We're already using a variable so we can use one of the methods with this, so whenever we hover I'm going to increase the saturation by plus 20%. So you can see that the rollovers are now a little bit brighter than they used to be and that's better, so you can take any color and sort of shift it by adding these different modifiers. So let's go ahead and make these links a little bit lighter.
They're nice, but I think if they were just a little bit lighter, they would look better. So we'll go back into our header, and down here where I modify any link I'm also going to change the color of these. So I'll do color and this is going to look weird, but we're also going to put a color method here and inside that we'll use a variable. We have a variable called color links and we'll adjust the tint by 20% here.
So that should make these a little bit lighter. Tint essentially adds a little bit of lightness or whiteness to an existing color. So that works pretty well. I also want to add a little bit of a gradient in here. I've got a black gradient down here, but I think it would look nice to have sort of, maybe a yellow tint behind this image. So let's go up here to where we add this linear gradient, and right now we've got something that goes from black at 0% opacity to black at 80% opacity, and at these second percentages here, specify when that is happening.
So this black with no opacity happens at 50% and this other one happens at about 90%. So it's kind of a gradient from here to here. Let's go ahead and add one on top, and for that one we will use color and then we'll use a variable. Let's go ahead and use the yellow, and another thing that we can do here is use a modifier or an adjuster that is the alpha of the color. So we're going to modify that yellow and make it alpha by 20% and we'll need to put a comma here.
So you can see that it adds sort of a nice little yellow tint which I think works really well with these links. And that's pretty much all there is to it. You can add as many of these modifiers or adjusters as you want, and notice that some of them will have a shortcut, so instead of writing out alpha, I can just use the letter A and then the number.
- Organizing your CSS into partials

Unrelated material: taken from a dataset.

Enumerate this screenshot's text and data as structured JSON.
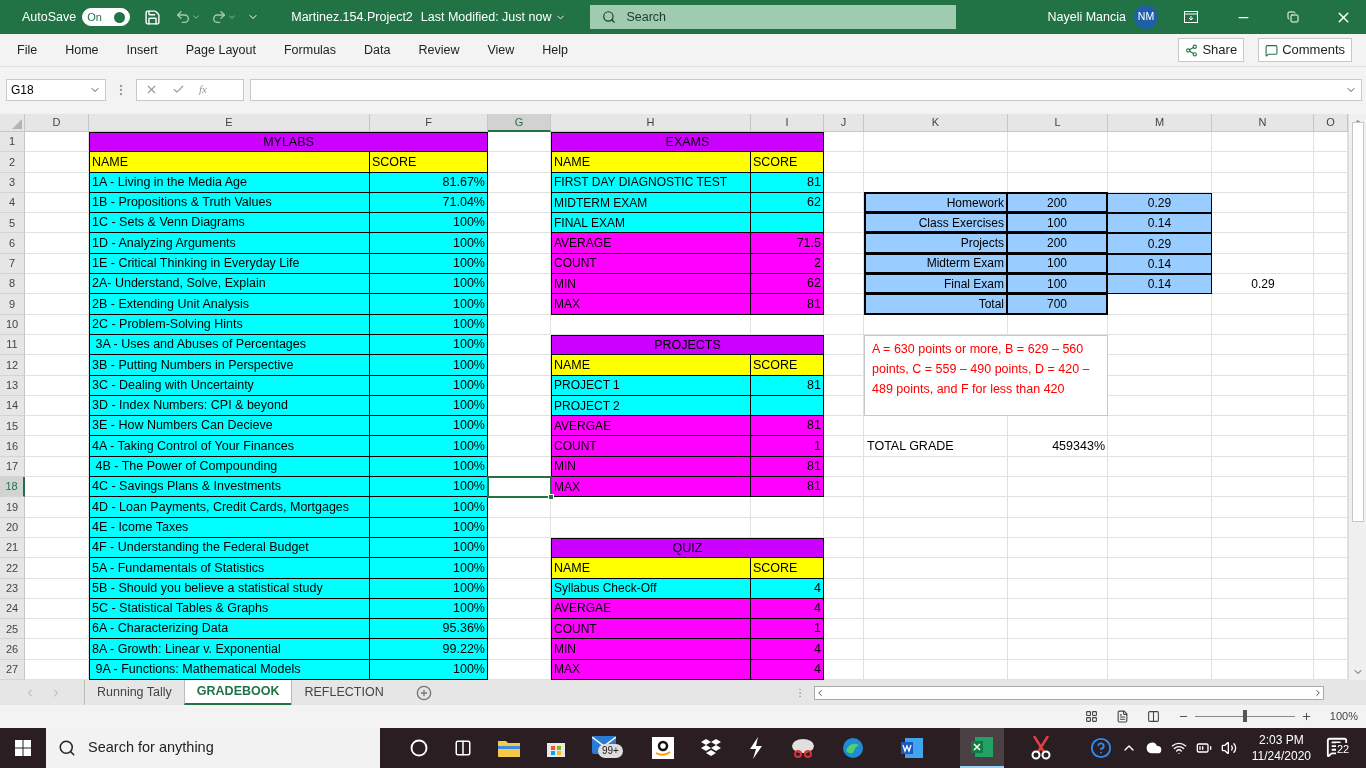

- Creating variables
- Using custom selectors
- Working with flexbox layouts
- Setting up a mobile layout
- Making your features responsive
- Alternating layouts
- Adding animation
- Adding videos